### Problem details
Each line below must be reproduced exactly, though the pictures are to be dropped.

### Extracted records
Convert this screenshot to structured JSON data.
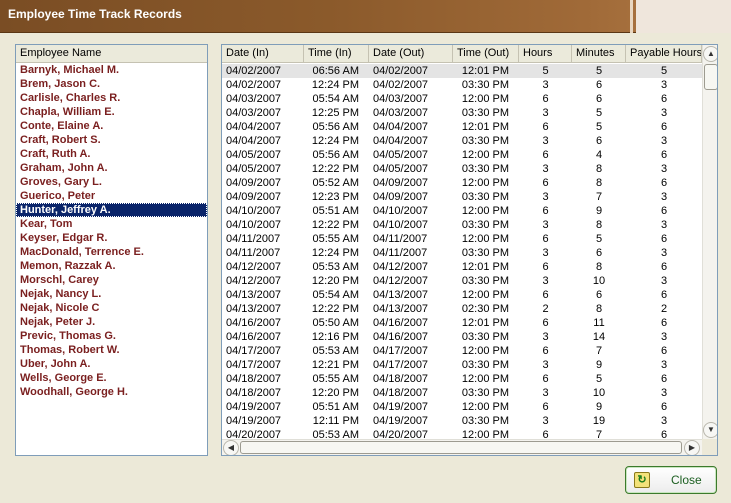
{
  "window": {
    "title": "Employee Time Track Records"
  },
  "employees": {
    "header": "Employee Name",
    "selected_index": 10,
    "items": [
      "Barnyk, Michael M.",
      "Brem, Jason C.",
      "Carlisle, Charles R.",
      "Chapla, William E.",
      "Conte, Elaine A.",
      "Craft, Robert S.",
      "Craft, Ruth A.",
      "Graham, John A.",
      "Groves, Gary L.",
      "Guerico, Peter",
      "Hunter, Jeffrey A.",
      "Kear, Tom",
      "Keyser, Edgar R.",
      "MacDonald, Terrence E.",
      "Memon, Razzak A.",
      "Morschl, Carey",
      "Nejak, Nancy L.",
      "Nejak, Nicole C",
      "Nejak, Peter J.",
      "Previc, Thomas G.",
      "Thomas, Robert W.",
      "Uber, John A.",
      "Wells, George E.",
      "Woodhall, George H."
    ]
  },
  "records": {
    "columns": [
      "Date (In)",
      "Time (In)",
      "Date (Out)",
      "Time (Out)",
      "Hours",
      "Minutes",
      "Payable Hours"
    ],
    "rows": [
      [
        "04/02/2007",
        "06:56 AM",
        "04/02/2007",
        "12:01 PM",
        "5",
        "5",
        "5"
      ],
      [
        "04/02/2007",
        "12:24 PM",
        "04/02/2007",
        "03:30 PM",
        "3",
        "6",
        "3"
      ],
      [
        "04/03/2007",
        "05:54 AM",
        "04/03/2007",
        "12:00 PM",
        "6",
        "6",
        "6"
      ],
      [
        "04/03/2007",
        "12:25 PM",
        "04/03/2007",
        "03:30 PM",
        "3",
        "5",
        "3"
      ],
      [
        "04/04/2007",
        "05:56 AM",
        "04/04/2007",
        "12:01 PM",
        "6",
        "5",
        "6"
      ],
      [
        "04/04/2007",
        "12:24 PM",
        "04/04/2007",
        "03:30 PM",
        "3",
        "6",
        "3"
      ],
      [
        "04/05/2007",
        "05:56 AM",
        "04/05/2007",
        "12:00 PM",
        "6",
        "4",
        "6"
      ],
      [
        "04/05/2007",
        "12:22 PM",
        "04/05/2007",
        "03:30 PM",
        "3",
        "8",
        "3"
      ],
      [
        "04/09/2007",
        "05:52 AM",
        "04/09/2007",
        "12:00 PM",
        "6",
        "8",
        "6"
      ],
      [
        "04/09/2007",
        "12:23 PM",
        "04/09/2007",
        "03:30 PM",
        "3",
        "7",
        "3"
      ],
      [
        "04/10/2007",
        "05:51 AM",
        "04/10/2007",
        "12:00 PM",
        "6",
        "9",
        "6"
      ],
      [
        "04/10/2007",
        "12:22 PM",
        "04/10/2007",
        "03:30 PM",
        "3",
        "8",
        "3"
      ],
      [
        "04/11/2007",
        "05:55 AM",
        "04/11/2007",
        "12:00 PM",
        "6",
        "5",
        "6"
      ],
      [
        "04/11/2007",
        "12:24 PM",
        "04/11/2007",
        "03:30 PM",
        "3",
        "6",
        "3"
      ],
      [
        "04/12/2007",
        "05:53 AM",
        "04/12/2007",
        "12:01 PM",
        "6",
        "8",
        "6"
      ],
      [
        "04/12/2007",
        "12:20 PM",
        "04/12/2007",
        "03:30 PM",
        "3",
        "10",
        "3"
      ],
      [
        "04/13/2007",
        "05:54 AM",
        "04/13/2007",
        "12:00 PM",
        "6",
        "6",
        "6"
      ],
      [
        "04/13/2007",
        "12:22 PM",
        "04/13/2007",
        "02:30 PM",
        "2",
        "8",
        "2"
      ],
      [
        "04/16/2007",
        "05:50 AM",
        "04/16/2007",
        "12:01 PM",
        "6",
        "11",
        "6"
      ],
      [
        "04/16/2007",
        "12:16 PM",
        "04/16/2007",
        "03:30 PM",
        "3",
        "14",
        "3"
      ],
      [
        "04/17/2007",
        "05:53 AM",
        "04/17/2007",
        "12:00 PM",
        "6",
        "7",
        "6"
      ],
      [
        "04/17/2007",
        "12:21 PM",
        "04/17/2007",
        "03:30 PM",
        "3",
        "9",
        "3"
      ],
      [
        "04/18/2007",
        "05:55 AM",
        "04/18/2007",
        "12:00 PM",
        "6",
        "5",
        "6"
      ],
      [
        "04/18/2007",
        "12:20 PM",
        "04/18/2007",
        "03:30 PM",
        "3",
        "10",
        "3"
      ],
      [
        "04/19/2007",
        "05:51 AM",
        "04/19/2007",
        "12:00 PM",
        "6",
        "9",
        "6"
      ],
      [
        "04/19/2007",
        "12:11 PM",
        "04/19/2007",
        "03:30 PM",
        "3",
        "19",
        "3"
      ],
      [
        "04/20/2007",
        "05:53 AM",
        "04/20/2007",
        "12:00 PM",
        "6",
        "7",
        "6"
      ]
    ]
  },
  "buttons": {
    "close_label": "Close"
  },
  "icons": {
    "scroll_up": "▲",
    "scroll_down": "▼",
    "scroll_left": "◀",
    "scroll_right": "▶",
    "close": "↻"
  }
}
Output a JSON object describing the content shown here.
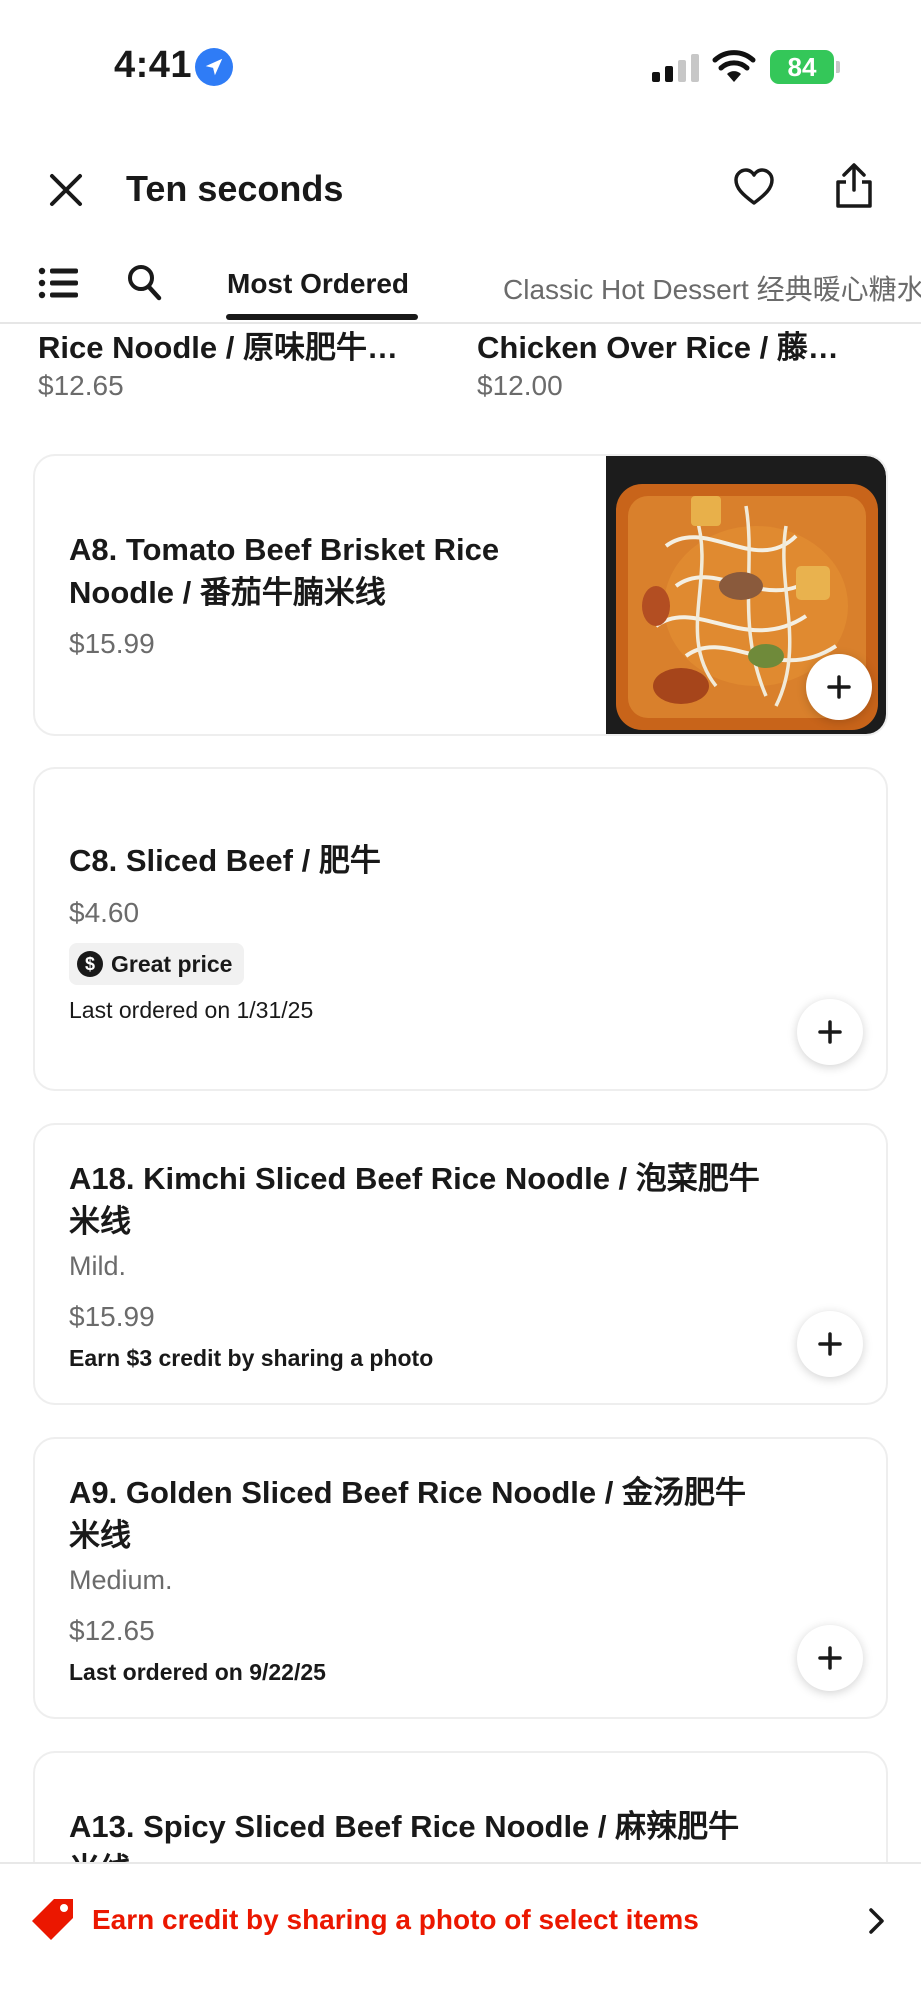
{
  "status_bar": {
    "time": "4:41",
    "battery": "84"
  },
  "header": {
    "title": "Ten seconds"
  },
  "tabs": [
    {
      "label": "Most Ordered",
      "active": true
    },
    {
      "label": "Classic Hot Dessert 经典暖心糖水",
      "active": false
    }
  ],
  "partial_items": [
    {
      "name": "Rice Noodle / 原味肥牛…",
      "price": "$12.65"
    },
    {
      "name": "Chicken Over Rice / 藤…",
      "price": "$12.00"
    }
  ],
  "items": [
    {
      "name_line1": "A8. Tomato Beef Brisket Rice",
      "name_line2": "Noodle / 番茄牛腩米线",
      "price": "$15.99"
    },
    {
      "name": "C8. Sliced Beef / 肥牛",
      "price": "$4.60",
      "badge": "Great price",
      "note": "Last ordered on 1/31/25"
    },
    {
      "name_line1": "A18. Kimchi Sliced Beef Rice Noodle / 泡菜肥牛",
      "name_line2": "米线",
      "desc": "Mild.",
      "price": "$15.99",
      "note": "Earn $3 credit by sharing a photo"
    },
    {
      "name_line1": "A9. Golden Sliced Beef Rice Noodle / 金汤肥牛",
      "name_line2": "米线",
      "desc": "Medium.",
      "price": "$12.65",
      "note": "Last ordered on 9/22/25"
    },
    {
      "name_line1": "A13. Spicy Sliced Beef Rice Noodle / 麻辣肥牛",
      "name_line2": "米线"
    }
  ],
  "banner": {
    "text": "Earn credit by sharing a photo of select items"
  },
  "colors": {
    "accent": "#eb1700",
    "battery": "#34c759",
    "location": "#2f7cf6"
  },
  "icons": [
    "location-arrow-icon",
    "signal-icon",
    "wifi-icon",
    "battery-icon",
    "close-icon",
    "heart-icon",
    "share-icon",
    "list-icon",
    "search-icon",
    "plus-icon",
    "dollar-icon",
    "tag-icon",
    "chevron-right-icon"
  ]
}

### Your response
Convert this screenshot to structured JSON data.
{
  "window": {
    "title": "Employee Time Track Records"
  },
  "employees": {
    "header": "Employee Name",
    "selected_index": 10,
    "items": [
      "Barnyk, Michael M.",
      "Brem, Jason C.",
      "Carlisle, Charles R.",
      "Chapla, William E.",
      "Conte, Elaine A.",
      "Craft, Robert S.",
      "Craft, Ruth A.",
      "Graham, John A.",
      "Groves, Gary L.",
      "Guerico, Peter",
      "Hunter, Jeffrey A.",
      "Kear, Tom",
      "Keyser, Edgar R.",
      "MacDonald, Terrence E.",
      "Memon, Razzak A.",
      "Morschl, Carey",
      "Nejak, Nancy L.",
      "Nejak, Nicole C",
      "Nejak, Peter J.",
      "Previc, Thomas G.",
      "Thomas, Robert W.",
      "Uber, John A.",
      "Wells, George E.",
      "Woodhall, George H."
    ]
  },
  "records": {
    "columns": [
      "Date (In)",
      "Time (In)",
      "Date (Out)",
      "Time (Out)",
      "Hours",
      "Minutes",
      "Payable Hours"
    ],
    "rows": [
      [
        "04/02/2007",
        "06:56 AM",
        "04/02/2007",
        "12:01 PM",
        "5",
        "5",
        "5"
      ],
      [
        "04/02/2007",
        "12:24 PM",
        "04/02/2007",
        "03:30 PM",
        "3",
        "6",
        "3"
      ],
      [
        "04/03/2007",
        "05:54 AM",
        "04/03/2007",
        "12:00 PM",
        "6",
        "6",
        "6"
      ],
      [
        "04/03/2007",
        "12:25 PM",
        "04/03/2007",
        "03:30 PM",
        "3",
        "5",
        "3"
      ],
      [
        "04/04/2007",
        "05:56 AM",
        "04/04/2007",
        "12:01 PM",
        "6",
        "5",
        "6"
      ],
      [
        "04/04/2007",
        "12:24 PM",
        "04/04/2007",
        "03:30 PM",
        "3",
        "6",
        "3"
      ],
      [
        "04/05/2007",
        "05:56 AM",
        "04/05/2007",
        "12:00 PM",
        "6",
        "4",
        "6"
      ],
      [
        "04/05/2007",
        "12:22 PM",
        "04/05/2007",
        "03:30 PM",
        "3",
        "8",
        "3"
      ],
      [
        "04/09/2007",
        "05:52 AM",
        "04/09/2007",
        "12:00 PM",
        "6",
        "8",
        "6"
      ],
      [
        "04/09/2007",
        "12:23 PM",
        "04/09/2007",
        "03:30 PM",
        "3",
        "7",
        "3"
      ],
      [
        "04/10/2007",
        "05:51 AM",
        "04/10/2007",
        "12:00 PM",
        "6",
        "9",
        "6"
      ],
      [
        "04/10/2007",
        "12:22 PM",
        "04/10/2007",
        "03:30 PM",
        "3",
        "8",
        "3"
      ],
      [
        "04/11/2007",
        "05:55 AM",
        "04/11/2007",
        "12:00 PM",
        "6",
        "5",
        "6"
      ],
      [
        "04/11/2007",
        "12:24 PM",
        "04/11/2007",
        "03:30 PM",
        "3",
        "6",
        "3"
      ],
      [
        "04/12/2007",
        "05:53 AM",
        "04/12/2007",
        "12:01 PM",
        "6",
        "8",
        "6"
      ],
      [
        "04/12/2007",
        "12:20 PM",
        "04/12/2007",
        "03:30 PM",
        "3",
        "10",
        "3"
      ],
      [
        "04/13/2007",
        "05:54 AM",
        "04/13/2007",
        "12:00 PM",
        "6",
        "6",
        "6"
      ],
      [
        "04/13/2007",
        "12:22 PM",
        "04/13/2007",
        "02:30 PM",
        "2",
        "8",
        "2"
      ],
      [
        "04/16/2007",
        "05:50 AM",
        "04/16/2007",
        "12:01 PM",
        "6",
        "11",
        "6"
      ],
      [
        "04/16/2007",
        "12:16 PM",
        "04/16/2007",
        "03:30 PM",
        "3",
        "14",
        "3"
      ],
      [
        "04/17/2007",
        "05:53 AM",
        "04/17/2007",
        "12:00 PM",
        "6",
        "7",
        "6"
      ],
      [
        "04/17/2007",
        "12:21 PM",
        "04/17/2007",
        "03:30 PM",
        "3",
        "9",
        "3"
      ],
      [
        "04/18/2007",
        "05:55 AM",
        "04/18/2007",
        "12:00 PM",
        "6",
        "5",
        "6"
      ],
      [
        "04/18/2007",
        "12:20 PM",
        "04/18/2007",
        "03:30 PM",
        "3",
        "10",
        "3"
      ],
      [
        "04/19/2007",
        "05:51 AM",
        "04/19/2007",
        "12:00 PM",
        "6",
        "9",
        "6"
      ],
      [
        "04/19/2007",
        "12:11 PM",
        "04/19/2007",
        "03:30 PM",
        "3",
        "19",
        "3"
      ],
      [
        "04/20/2007",
        "05:53 AM",
        "04/20/2007",
        "12:00 PM",
        "6",
        "7",
        "6"
      ]
    ]
  },
  "buttons": {
    "close_label": "Close"
  },
  "icons": {
    "scroll_up": "▲",
    "scroll_down": "▼",
    "scroll_left": "◀",
    "scroll_right": "▶",
    "close": "↻"
  }
}
Output a JSON object describing the content shown here.
{
  "status_bar": {
    "time": "4:41",
    "battery": "84"
  },
  "header": {
    "title": "Ten seconds"
  },
  "tabs": [
    {
      "label": "Most Ordered",
      "active": true
    },
    {
      "label": "Classic Hot Dessert 经典暖心糖水",
      "active": false
    }
  ],
  "partial_items": [
    {
      "name": "Rice Noodle / 原味肥牛…",
      "price": "$12.65"
    },
    {
      "name": "Chicken Over Rice / 藤…",
      "price": "$12.00"
    }
  ],
  "items": [
    {
      "name_line1": "A8. Tomato Beef Brisket Rice",
      "name_line2": "Noodle / 番茄牛腩米线",
      "price": "$15.99"
    },
    {
      "name": "C8. Sliced Beef / 肥牛",
      "price": "$4.60",
      "badge": "Great price",
      "note": "Last ordered on 1/31/25"
    },
    {
      "name_line1": "A18. Kimchi Sliced Beef Rice Noodle / 泡菜肥牛",
      "name_line2": "米线",
      "desc": "Mild.",
      "price": "$15.99",
      "note": "Earn $3 credit by sharing a photo"
    },
    {
      "name_line1": "A9. Golden Sliced Beef Rice Noodle / 金汤肥牛",
      "name_line2": "米线",
      "desc": "Medium.",
      "price": "$12.65",
      "note": "Last ordered on 9/22/25"
    },
    {
      "name_line1": "A13. Spicy Sliced Beef Rice Noodle / 麻辣肥牛",
      "name_line2": "米线"
    }
  ],
  "banner": {
    "text": "Earn credit by sharing a photo of select items"
  },
  "colors": {
    "accent": "#eb1700",
    "battery": "#34c759",
    "location": "#2f7cf6"
  },
  "icons": [
    "location-arrow-icon",
    "signal-icon",
    "wifi-icon",
    "battery-icon",
    "close-icon",
    "heart-icon",
    "share-icon",
    "list-icon",
    "search-icon",
    "plus-icon",
    "dollar-icon",
    "tag-icon",
    "chevron-right-icon"
  ]
}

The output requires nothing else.